• _About this exercise_:
Your output should be every line below, copied exactly.

===============

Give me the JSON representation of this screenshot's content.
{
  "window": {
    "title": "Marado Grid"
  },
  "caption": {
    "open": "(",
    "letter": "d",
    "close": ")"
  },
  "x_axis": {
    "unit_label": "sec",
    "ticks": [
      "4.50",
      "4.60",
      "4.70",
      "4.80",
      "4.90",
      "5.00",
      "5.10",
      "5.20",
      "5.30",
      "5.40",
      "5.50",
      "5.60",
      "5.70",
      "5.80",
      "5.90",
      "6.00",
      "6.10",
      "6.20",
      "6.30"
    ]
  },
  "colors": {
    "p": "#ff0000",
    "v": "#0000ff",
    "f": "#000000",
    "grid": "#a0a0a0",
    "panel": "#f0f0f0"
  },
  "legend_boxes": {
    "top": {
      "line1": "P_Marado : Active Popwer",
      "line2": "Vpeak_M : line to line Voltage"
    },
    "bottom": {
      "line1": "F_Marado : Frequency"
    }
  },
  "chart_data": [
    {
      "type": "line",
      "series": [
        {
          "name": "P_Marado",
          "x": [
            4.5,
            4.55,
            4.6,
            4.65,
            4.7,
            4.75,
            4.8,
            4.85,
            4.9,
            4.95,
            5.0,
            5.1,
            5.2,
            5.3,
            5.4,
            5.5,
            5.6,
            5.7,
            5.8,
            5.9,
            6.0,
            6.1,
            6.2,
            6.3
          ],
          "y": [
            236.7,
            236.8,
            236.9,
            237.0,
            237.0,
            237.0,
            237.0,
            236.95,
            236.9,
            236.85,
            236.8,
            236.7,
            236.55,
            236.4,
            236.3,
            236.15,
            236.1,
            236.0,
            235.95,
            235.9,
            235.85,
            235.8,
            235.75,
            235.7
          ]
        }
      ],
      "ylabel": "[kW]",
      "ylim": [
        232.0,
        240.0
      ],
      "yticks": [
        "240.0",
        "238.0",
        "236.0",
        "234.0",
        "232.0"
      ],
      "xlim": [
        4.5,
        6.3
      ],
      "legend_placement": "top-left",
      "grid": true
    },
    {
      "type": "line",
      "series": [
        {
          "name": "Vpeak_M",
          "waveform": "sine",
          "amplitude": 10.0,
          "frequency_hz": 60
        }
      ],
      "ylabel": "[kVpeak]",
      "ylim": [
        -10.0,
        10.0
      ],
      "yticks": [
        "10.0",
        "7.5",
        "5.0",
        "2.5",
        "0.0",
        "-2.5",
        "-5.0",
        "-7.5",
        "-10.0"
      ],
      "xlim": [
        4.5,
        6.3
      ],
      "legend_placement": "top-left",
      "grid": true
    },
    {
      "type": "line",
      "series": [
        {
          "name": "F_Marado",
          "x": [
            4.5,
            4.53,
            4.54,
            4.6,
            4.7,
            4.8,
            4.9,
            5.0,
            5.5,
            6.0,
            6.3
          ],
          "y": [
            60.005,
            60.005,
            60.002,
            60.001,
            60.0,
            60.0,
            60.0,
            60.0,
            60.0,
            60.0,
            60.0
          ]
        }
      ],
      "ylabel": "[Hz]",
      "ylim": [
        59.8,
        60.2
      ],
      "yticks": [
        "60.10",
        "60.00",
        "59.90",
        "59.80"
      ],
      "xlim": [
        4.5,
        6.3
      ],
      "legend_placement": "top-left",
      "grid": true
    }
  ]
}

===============

• _Problem solution_:
Give me the JSON representation of this screenshot's content.
{
  "window": {
    "title": "Marado Grid"
  },
  "caption": {
    "open": "(",
    "letter": "d",
    "close": ")"
  },
  "x_axis": {
    "unit_label": "sec",
    "ticks": [
      "4.50",
      "4.60",
      "4.70",
      "4.80",
      "4.90",
      "5.00",
      "5.10",
      "5.20",
      "5.30",
      "5.40",
      "5.50",
      "5.60",
      "5.70",
      "5.80",
      "5.90",
      "6.00",
      "6.10",
      "6.20",
      "6.30"
    ]
  },
  "colors": {
    "p": "#ff0000",
    "v": "#0000ff",
    "f": "#000000",
    "grid": "#a0a0a0",
    "panel": "#f0f0f0"
  },
  "legend_boxes": {
    "top": {
      "line1": "P_Marado : Active Popwer",
      "line2": "Vpeak_M : line to line Voltage"
    },
    "bottom": {
      "line1": "F_Marado : Frequency"
    }
  },
  "chart_data": [
    {
      "type": "line",
      "series": [
        {
          "name": "P_Marado",
          "x": [
            4.5,
            4.55,
            4.6,
            4.65,
            4.7,
            4.75,
            4.8,
            4.85,
            4.9,
            4.95,
            5.0,
            5.1,
            5.2,
            5.3,
            5.4,
            5.5,
            5.6,
            5.7,
            5.8,
            5.9,
            6.0,
            6.1,
            6.2,
            6.3
          ],
          "y": [
            236.7,
            236.8,
            236.9,
            237.0,
            237.0,
            237.0,
            237.0,
            236.95,
            236.9,
            236.85,
            236.8,
            236.7,
            236.55,
            236.4,
            236.3,
            236.15,
            236.1,
            236.0,
            235.95,
            235.9,
            235.85,
            235.8,
            235.75,
            235.7
          ]
        }
      ],
      "ylabel": "[kW]",
      "ylim": [
        232.0,
        240.0
      ],
      "yticks": [
        "240.0",
        "238.0",
        "236.0",
        "234.0",
        "232.0"
      ],
      "xlim": [
        4.5,
        6.3
      ],
      "legend_placement": "top-left",
      "grid": true
    },
    {
      "type": "line",
      "series": [
        {
          "name": "Vpeak_M",
          "waveform": "sine",
          "amplitude": 10.0,
          "frequency_hz": 60
        }
      ],
      "ylabel": "[kVpeak]",
      "ylim": [
        -10.0,
        10.0
      ],
      "yticks": [
        "10.0",
        "7.5",
        "5.0",
        "2.5",
        "0.0",
        "-2.5",
        "-5.0",
        "-7.5",
        "-10.0"
      ],
      "xlim": [
        4.5,
        6.3
      ],
      "legend_placement": "top-left",
      "grid": true
    },
    {
      "type": "line",
      "series": [
        {
          "name": "F_Marado",
          "x": [
            4.5,
            4.53,
            4.54,
            4.6,
            4.7,
            4.8,
            4.9,
            5.0,
            5.5,
            6.0,
            6.3
          ],
          "y": [
            60.005,
            60.005,
            60.002,
            60.001,
            60.0,
            60.0,
            60.0,
            60.0,
            60.0,
            60.0,
            60.0
          ]
        }
      ],
      "ylabel": "[Hz]",
      "ylim": [
        59.8,
        60.2
      ],
      "yticks": [
        "60.10",
        "60.00",
        "59.90",
        "59.80"
      ],
      "xlim": [
        4.5,
        6.3
      ],
      "legend_placement": "top-left",
      "grid": true
    }
  ]
}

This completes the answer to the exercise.